By Bisi Orisamolu
Yesterday DC Reads hosted a seminar with guest speaker Mr. Latham who had taught second grade for the past three years at Houston Elementary School. One thing in particular that Mr. Latham said was especially surprising to me. Someone asked the question of how and when it is determined whether a student should move on to the next grade level or repeat a grade. Mr. Latham revealed that in the DC Public School system, a student can only be retained in 3rd and 5th grade and only once. If the student has an Individualized Education Plan which is a program designed for special education students, then they cannot be retained at all. If a teacher would like to hold a student back in any other grade, there needs to be a special write up consisting of a lot of paper work that must be submitted and the consent of parents needs to be given. When asked how many kids he thinks are moved on to the next grade when they should be retained, Mr. Lantham answered all of them that are not at proficient. At Houston Elementary this would be about 60%. In a system where most of the kids are failing, it seems to only encourage the problem by making it so hard to fail.

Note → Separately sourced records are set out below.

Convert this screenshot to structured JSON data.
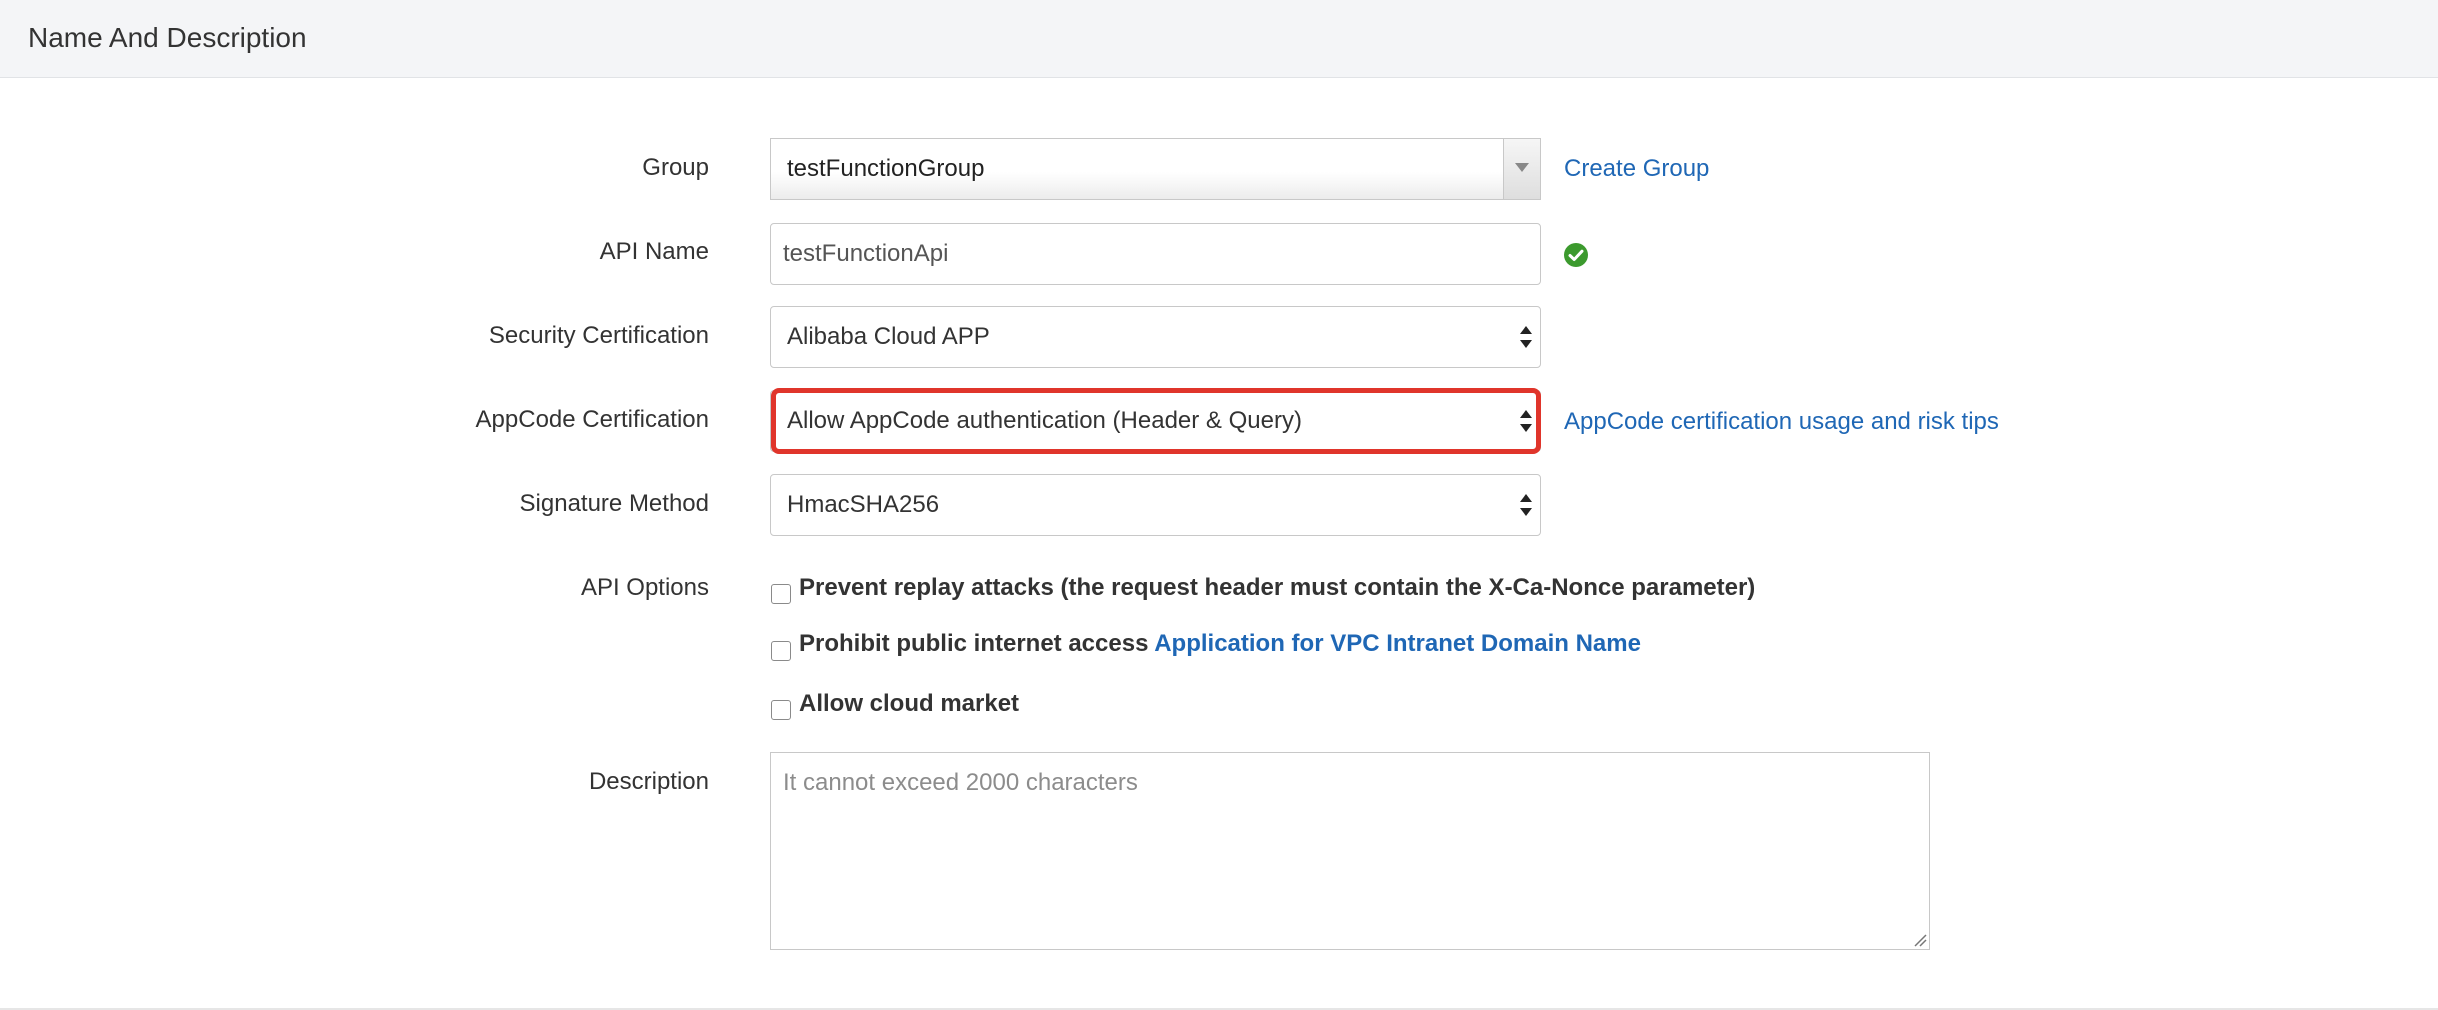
{
  "header": {
    "title": "Name And Description"
  },
  "form": {
    "group": {
      "label": "Group",
      "value": "testFunctionGroup",
      "link": "Create Group"
    },
    "api_name": {
      "label": "API Name",
      "value": "testFunctionApi",
      "status_icon": "check-circle-icon",
      "status_color": "#3c9a2e"
    },
    "security_certification": {
      "label": "Security Certification",
      "value": "Alibaba Cloud APP"
    },
    "appcode_certification": {
      "label": "AppCode Certification",
      "value": "Allow AppCode authentication (Header & Query)",
      "link": "AppCode certification usage and risk tips",
      "highlight_color": "#e0352b"
    },
    "signature_method": {
      "label": "Signature Method",
      "value": "HmacSHA256"
    },
    "api_options": {
      "label": "API Options",
      "options": [
        {
          "label": "Prevent replay attacks (the request header must contain the X-Ca-Nonce parameter)",
          "checked": false
        },
        {
          "label": "Prohibit public internet access",
          "link": "Application for VPC Intranet Domain Name",
          "checked": false
        },
        {
          "label": "Allow cloud market",
          "checked": false
        }
      ]
    },
    "description": {
      "label": "Description",
      "placeholder": "It cannot exceed 2000 characters"
    }
  },
  "colors": {
    "link": "#1f67b5",
    "header_bg": "#f4f5f7"
  }
}
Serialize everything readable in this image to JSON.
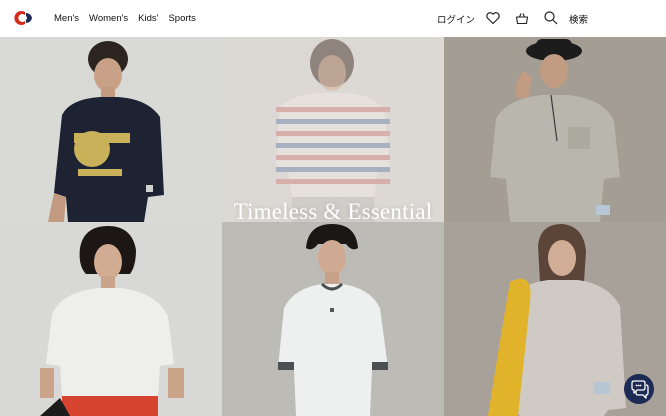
{
  "nav": {
    "items": [
      {
        "label": "Men's"
      },
      {
        "label": "Women's"
      },
      {
        "label": "Kids'"
      },
      {
        "label": "Sports"
      }
    ]
  },
  "header": {
    "login_label": "ログイン",
    "search_label": "検索",
    "icons": [
      "champion-logo-icon",
      "heart-icon",
      "cart-icon",
      "search-icon"
    ]
  },
  "hero": {
    "tagline": "Timeless & Essential",
    "tiles": [
      {
        "name": "model-navy-graphic-tee"
      },
      {
        "name": "model-striped-tee"
      },
      {
        "name": "model-grey-pocket-tee"
      },
      {
        "name": "model-white-tee-shorts"
      },
      {
        "name": "model-ringer-tee"
      },
      {
        "name": "model-grey-sweatshirt"
      }
    ]
  },
  "chat": {
    "icon": "chat-icon"
  },
  "colors": {
    "brand_red": "#d52b1e",
    "brand_navy": "#1b2b56",
    "text": "#111111"
  }
}
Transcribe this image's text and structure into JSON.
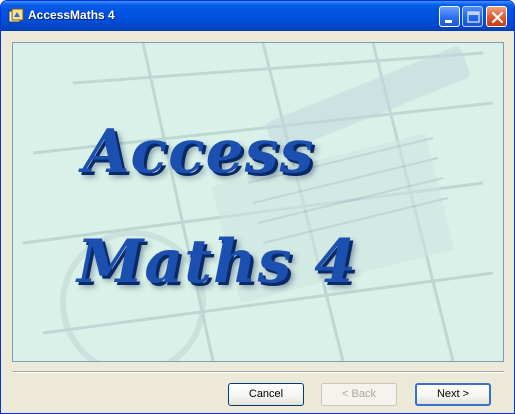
{
  "window": {
    "title": "AccessMaths 4",
    "title_bar_color": "#0054e3",
    "close_button_color": "#e2582a"
  },
  "splash": {
    "line1": "Access",
    "line2": "Maths 4",
    "background_color": "#d8f0e6",
    "logo_color": "#1b4fb0"
  },
  "buttons": {
    "cancel": "Cancel",
    "back": "< Back",
    "next": "Next >"
  },
  "icons": {
    "app": "app-icon",
    "minimize": "minimize-icon",
    "maximize": "maximize-icon",
    "close": "close-icon"
  }
}
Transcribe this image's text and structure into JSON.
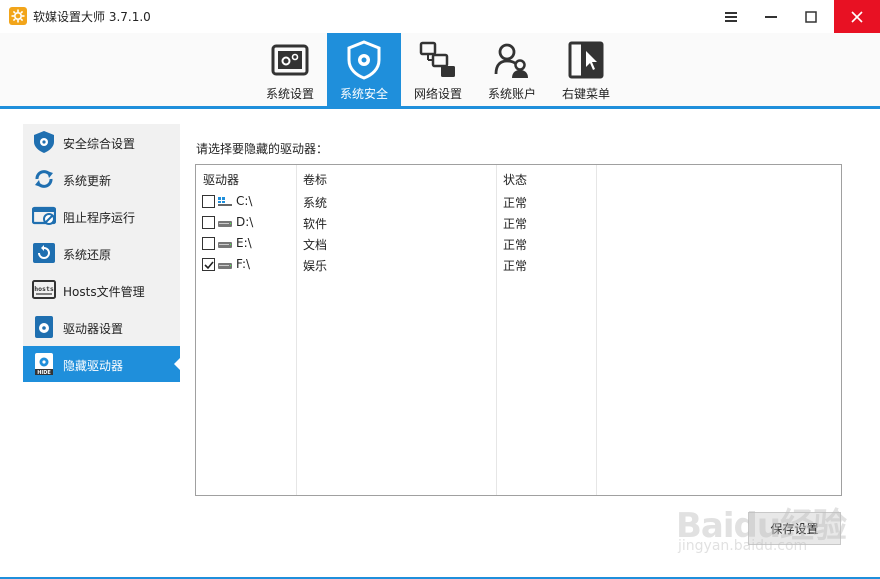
{
  "window": {
    "title": "软媒设置大师 3.7.1.0"
  },
  "toolbar": {
    "items": [
      {
        "label": "系统设置",
        "icon": "system-settings-icon"
      },
      {
        "label": "系统安全",
        "icon": "shield-gear-icon",
        "active": true
      },
      {
        "label": "网络设置",
        "icon": "network-icon"
      },
      {
        "label": "系统账户",
        "icon": "users-icon"
      },
      {
        "label": "右键菜单",
        "icon": "cursor-menu-icon"
      }
    ]
  },
  "sidebar": {
    "items": [
      {
        "label": "安全综合设置",
        "icon": "shield-icon"
      },
      {
        "label": "系统更新",
        "icon": "refresh-icon"
      },
      {
        "label": "阻止程序运行",
        "icon": "block-program-icon"
      },
      {
        "label": "系统还原",
        "icon": "restore-icon"
      },
      {
        "label": "Hosts文件管理",
        "icon": "hosts-icon"
      },
      {
        "label": "驱动器设置",
        "icon": "drive-settings-icon"
      },
      {
        "label": "隐藏驱动器",
        "icon": "hide-drive-icon",
        "active": true
      }
    ]
  },
  "main": {
    "prompt": "请选择要隐藏的驱动器：",
    "columns": [
      "驱动器",
      "卷标",
      "状态"
    ],
    "rows": [
      {
        "drive": "C:\\",
        "label": "系统",
        "status": "正常",
        "checked": false,
        "icon": "windows-drive-icon"
      },
      {
        "drive": "D:\\",
        "label": "软件",
        "status": "正常",
        "checked": false,
        "icon": "disk-drive-icon"
      },
      {
        "drive": "E:\\",
        "label": "文档",
        "status": "正常",
        "checked": false,
        "icon": "disk-drive-icon"
      },
      {
        "drive": "F:\\",
        "label": "娱乐",
        "status": "正常",
        "checked": true,
        "icon": "disk-drive-icon"
      }
    ],
    "save_label": "保存设置"
  },
  "watermark": {
    "main": "Baidu经验",
    "sub": "jingyan.baidu.com"
  },
  "colors": {
    "accent": "#1f8fdb",
    "close": "#e81123",
    "app_icon": "#f2a51a"
  }
}
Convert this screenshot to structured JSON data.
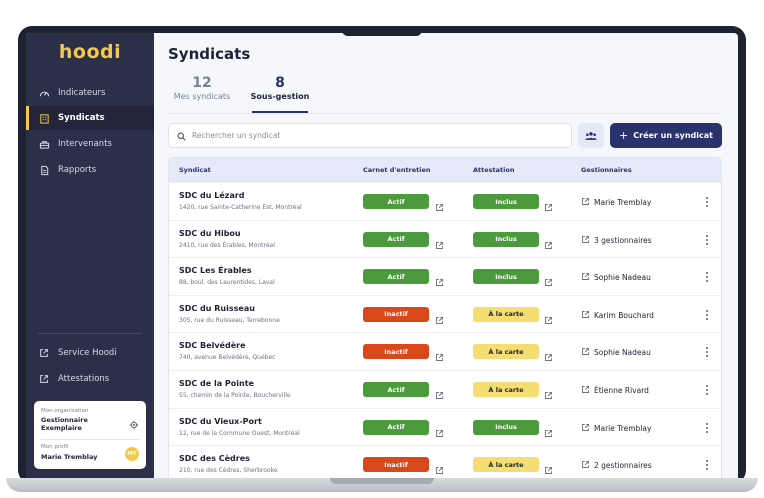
{
  "app": {
    "logo": "hoodi"
  },
  "sidebar": {
    "items": [
      {
        "label": "Indicateurs",
        "icon": "gauge-icon"
      },
      {
        "label": "Syndicats",
        "icon": "building-icon"
      },
      {
        "label": "Intervenants",
        "icon": "toolbox-icon"
      },
      {
        "label": "Rapports",
        "icon": "document-icon"
      }
    ],
    "bottom_items": [
      {
        "label": "Service Hoodi",
        "icon": "external-link-icon"
      },
      {
        "label": "Attestations",
        "icon": "external-link-icon"
      }
    ],
    "org": {
      "org_label": "Mon organisation",
      "org_name": "Gestionnaire Exemplaire",
      "profile_label": "Mon profil",
      "profile_name": "Marie Tremblay",
      "avatar_initials": "MT"
    }
  },
  "main": {
    "title": "Syndicats",
    "tabs": [
      {
        "count": "12",
        "label": "Mes syndicats",
        "active": false
      },
      {
        "count": "8",
        "label": "Sous-gestion",
        "active": true
      }
    ],
    "search_placeholder": "Rechercher un syndicat",
    "create_label": "Créer un syndicat"
  },
  "table": {
    "headers": [
      "Syndicat",
      "Carnet d'entretien",
      "Attestation",
      "Gestionnaires"
    ],
    "rows": [
      {
        "name": "SDC du Lézard",
        "address": "1420, rue Sainte-Catherine Est, Montréal",
        "carnet": "Actif",
        "attestation": "Inclus",
        "gestionnaire": "Marie Tremblay"
      },
      {
        "name": "SDC du Hibou",
        "address": "2410, rue des Érables, Montréal",
        "carnet": "Actif",
        "attestation": "Inclus",
        "gestionnaire": "3 gestionnaires"
      },
      {
        "name": "SDC Les Érables",
        "address": "88, boul. des Laurentides, Laval",
        "carnet": "Actif",
        "attestation": "Inclus",
        "gestionnaire": "Sophie Nadeau"
      },
      {
        "name": "SDC du Ruisseau",
        "address": "305, rue du Ruisseau, Terrebonne",
        "carnet": "Inactif",
        "attestation": "À la carte",
        "gestionnaire": "Karim Bouchard"
      },
      {
        "name": "SDC Belvédère",
        "address": "740, avenue Belvédère, Québec",
        "carnet": "Inactif",
        "attestation": "À la carte",
        "gestionnaire": "Sophie Nadeau"
      },
      {
        "name": "SDC de la Pointe",
        "address": "55, chemin de la Pointe, Boucherville",
        "carnet": "Actif",
        "attestation": "À la carte",
        "gestionnaire": "Étienne Rivard"
      },
      {
        "name": "SDC du Vieux-Port",
        "address": "12, rue de la Commune Ouest, Montréal",
        "carnet": "Actif",
        "attestation": "Inclus",
        "gestionnaire": "Marie Tremblay"
      },
      {
        "name": "SDC des Cèdres",
        "address": "210, rue des Cèdres, Sherbrooke",
        "carnet": "Inactif",
        "attestation": "À la carte",
        "gestionnaire": "2 gestionnaires"
      }
    ]
  },
  "colors": {
    "sidebar": "#2b2f47",
    "accent_yellow": "#f2c94c",
    "primary": "#28326d",
    "status_active": "#4c9a3e",
    "status_inactive": "#d9481a",
    "status_a_la_carte": "#f6dd72",
    "status_inclus": "#4c9a3e"
  }
}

It comes as no surprise that kids that are not on grade level are passing through to the next grade. However, the system is so imperfect that kids that do not know their letters or colors are passing through to middle school and high school. Holding 60% of a grade back might be impractical but holding back 0% also seems wholly inefficient. This causes there to be large discrepancies in the ability of the children in a single classroom. For example, Mr. Lantham said that in a 6th grade classroom the teacher may single out a group that is reading on a 3rd grade level and give them material on that level. Instead of creating an atmosphere of different grades under one teacher, it seems more logical to leave kids who are not passing in the grades that match their ability.